Scars in the sun: How should you protect yours?

Scar tissue is incredibly sensitive and delicate, more so if it has recently developed, and due to this extra care must be taken when exposing your scars in the sun. How important is it to keep your scars out of the sun, and what measures can be taken to make sure you are protected?

In the year or two following an injury, a scar will go through a ‘maturing’ process. When a scar is fresh and still healing it is considered an ‘immature’ scar, usually pink or red in appearance, and tender and sensitive to the touch. It is during this phase that your scar is at its most vulnerable and much more prone to getting sunburnt. Prolonged sun exposure can also permanently darken a scar, leaving it more visible.

Salisbury NHS Burns Trust describes in more detail how this sun exposure can change the appearance of your scar, “When you suffer a deep burn you lose the outermost layer of skin, which is called the epidermis. Melanin, which gives the skin its brown/black colour or ‘pigmentation’, is found in the epidermis and will also have been lost. Injured areas in some burn survivors may therefore end up lighter in colour when healed…sun exposure increases ‘pigmentation’ in the skin. This is what we usually call ‘tanning’. However, sun exposure may also affect the final colour of a burn injury. Too much exposure may result in the injured area becoming darker than the areas surrounding it.”

Due to the sensitivity of scar tissue, you should use a high factor SPF all year round to stay protected from direct sun exposure, and not just during the warmer summer months.

Here are some of the top tips you can use to protect yourself from those unwanted UV rays:

  • Avoid the use of artificial UV sources (e.g.; sunbeds and nail lamps).
  • Apply an SPF sunscreen frequently and liberally over the scar tissue to ensure you are as protected as possible.
  • Wear at least a factor 30 sunscreen and re-apply it regularly. The majority of sun care brands now provide products with protection with SPF 50+ so you are never short of options.
  • Further to applying sun cream, try to wear clothing that covers the scarred area when in the sun.
  • Try to stay in the shade as much as possible.

If you do experience any sunburn, adequate after sun care is recommended. For extreme cases of sun burn on scar tissue, it is best for patients to make an appointment to visit their GP or a scar specialist.

If you have any questions or you would like to find out more about ways in which you can care and look after your scar in the sun, please visit our talkscars forum and join in the conversation with our growing community.

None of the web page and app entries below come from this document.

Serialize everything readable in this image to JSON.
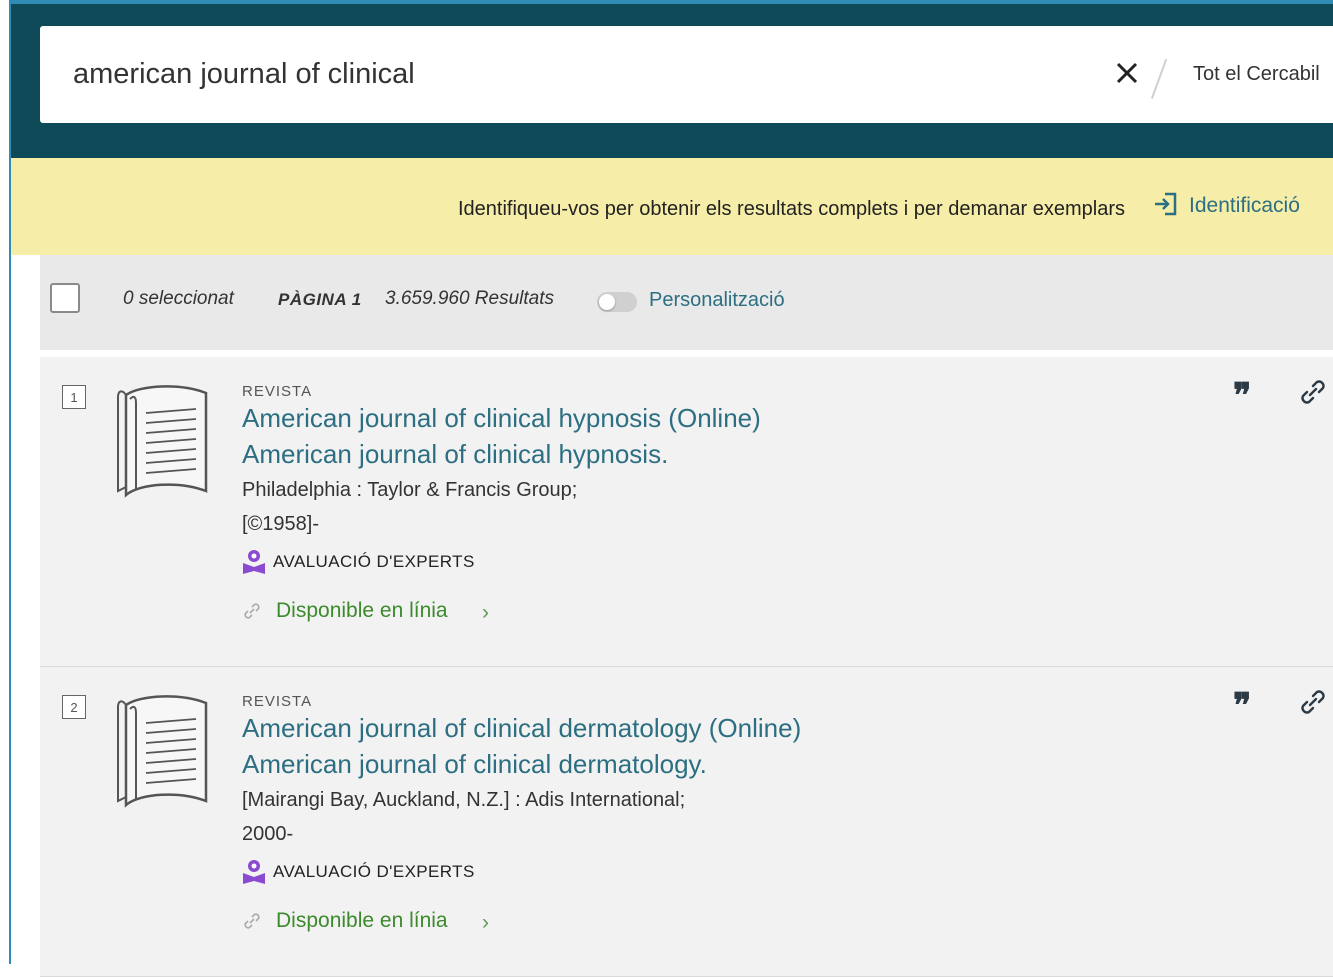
{
  "search": {
    "query": "american journal of clinical",
    "scope": "Tot el Cercabil"
  },
  "login": {
    "message": "Identifiqueu-vos per obtenir els resultats complets i per demanar exemplars",
    "link": "Identificació"
  },
  "toolbar": {
    "selected": "0 seleccionat",
    "page": "PÀGINA 1",
    "results": "3.659.960 Resultats",
    "personalization": "Personalització"
  },
  "results": [
    {
      "index": "1",
      "type": "REVISTA",
      "title": "American journal of clinical hypnosis (Online)",
      "subtitle": "American journal of clinical hypnosis.",
      "publisher": "Philadelphia : Taylor & Francis Group;",
      "date": "[©1958]-",
      "peer_review": "AVALUACIÓ D'EXPERTS",
      "availability": "Disponible en línia",
      "chevron": "›"
    },
    {
      "index": "2",
      "type": "REVISTA",
      "title": "American journal of clinical dermatology (Online)",
      "subtitle": "American journal of clinical dermatology.",
      "publisher": "[Mairangi Bay, Auckland, N.Z.] : Adis International;",
      "date": "2000-",
      "peer_review": "AVALUACIÓ D'EXPERTS",
      "availability": "Disponible en línia",
      "chevron": "›"
    }
  ],
  "icons": {
    "cite": "quote-icon",
    "permalink": "link-icon",
    "clear": "close-icon",
    "login": "sign-in-icon",
    "peer": "peer-review-icon",
    "cite_glyph": "❞"
  },
  "colors": {
    "header": "#0f4a58",
    "login_bar": "#f5eda8",
    "link": "#2d6f82",
    "available": "#3c8a2c",
    "peer": "#8a4bd0"
  }
}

Sources used in writing this article are available on request.

Information contained in this Articles page has been written by talkmusic based on available medical evidence. Our evidence-based articles are certified by the Information Standard and our sources are available on request. The content is not, though, written by medical professionals and should never be considered a substitute for medical advice. You should always seek medical advice before changing your treatment routine. talkmusic does not endorse any specific products, brands, or treatments.

Information written by the talkmusic team

Last revised: 18 Septemeber 2016

Next review: 18 September 2019